In an ideal situation, when you pass away, your heirs would be able to receive the assets that you want to leave to them without any creditors involving themselves in the process. Unfortunately, ideal situations aren’t always realistic, and some of the debts that you owe upon your passing still need to be paid from your estate. Tucson, Arizona residents should educate themselves on how different types of debt are handled after death in order to make all of the necessary arrangements in their estate plan.
Credit card debt
Credit card debts are considered unsecured debt, which can be beneficial to your estate. Unsecured debts are debts that collectors are forced to write off if your outstanding credit card debts if your estate cannot pay it. However, if there are any other names on the account as cardholders, they are responsible for the outstanding debt.
If you are the sole owner of a home and property and the mortgage has not been paid off, your estate will be responsible for repaying the loan. If someone else’s name is on the mortgage loan with yours, they are responsible for repaying the loan. Finally, if you leave the house and property to someone else, they assume responsibility for the debt.
Unless you paid cash for a vehicle, there is a chance that the company your vehicle is financed through will still try to recover their money. Your estate is legally responsible for repaying the vehicle loan to the financing company, but if they do not, the vehicle can be repossessed by the company that owns the loan. This is because car loans are considered a secured debt.
Student loans are becoming more and more common as the price of higher education continues to increase. However, they are considered unsecured debt, which means the entities that offer these loans have no way to demand repayment if you pass away without having fully paid them off. All federal loans are discharged upon the death of the borrower.

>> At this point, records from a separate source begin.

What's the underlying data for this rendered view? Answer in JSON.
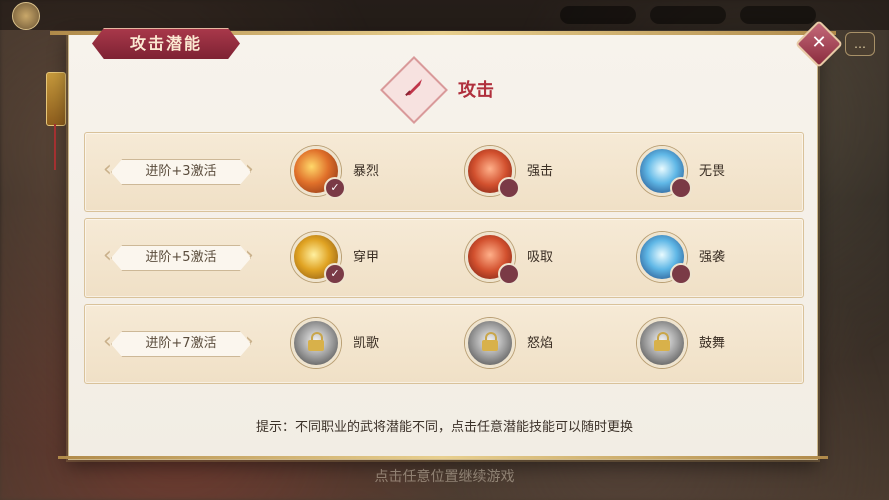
{
  "panel": {
    "title": "攻击潜能",
    "close_icon": "close-icon",
    "category": {
      "title": "攻击",
      "icon": "sword-icon",
      "accent": "#b0303d"
    }
  },
  "rows": [
    {
      "tier": "进阶+3激活",
      "skills": [
        {
          "name": "暴烈",
          "style": "fire",
          "selected": true
        },
        {
          "name": "强击",
          "style": "flame",
          "selected": false
        },
        {
          "name": "无畏",
          "style": "ice",
          "selected": false
        }
      ]
    },
    {
      "tier": "进阶+5激活",
      "skills": [
        {
          "name": "穿甲",
          "style": "gold",
          "selected": true
        },
        {
          "name": "吸取",
          "style": "flame",
          "selected": false
        },
        {
          "name": "强袭",
          "style": "ice",
          "selected": false
        }
      ]
    },
    {
      "tier": "进阶+7激活",
      "skills": [
        {
          "name": "凯歌",
          "style": "locked",
          "locked": true
        },
        {
          "name": "怒焰",
          "style": "locked",
          "locked": true
        },
        {
          "name": "鼓舞",
          "style": "locked",
          "locked": true
        }
      ]
    }
  ],
  "hint": "提示：不同职业的武将潜能不同，点击任意潜能技能可以随时更换",
  "footer_hint": "点击任意位置继续游戏",
  "check_glyph": "✓",
  "close_glyph": "✕",
  "chat_glyph": "…"
}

Many people use liquid assets and life insurance policies to ensure that outstanding debts get paid off upon their death, so their estate is not taken to court by creditors. You can work with your estate planning attorney to make these arrangements.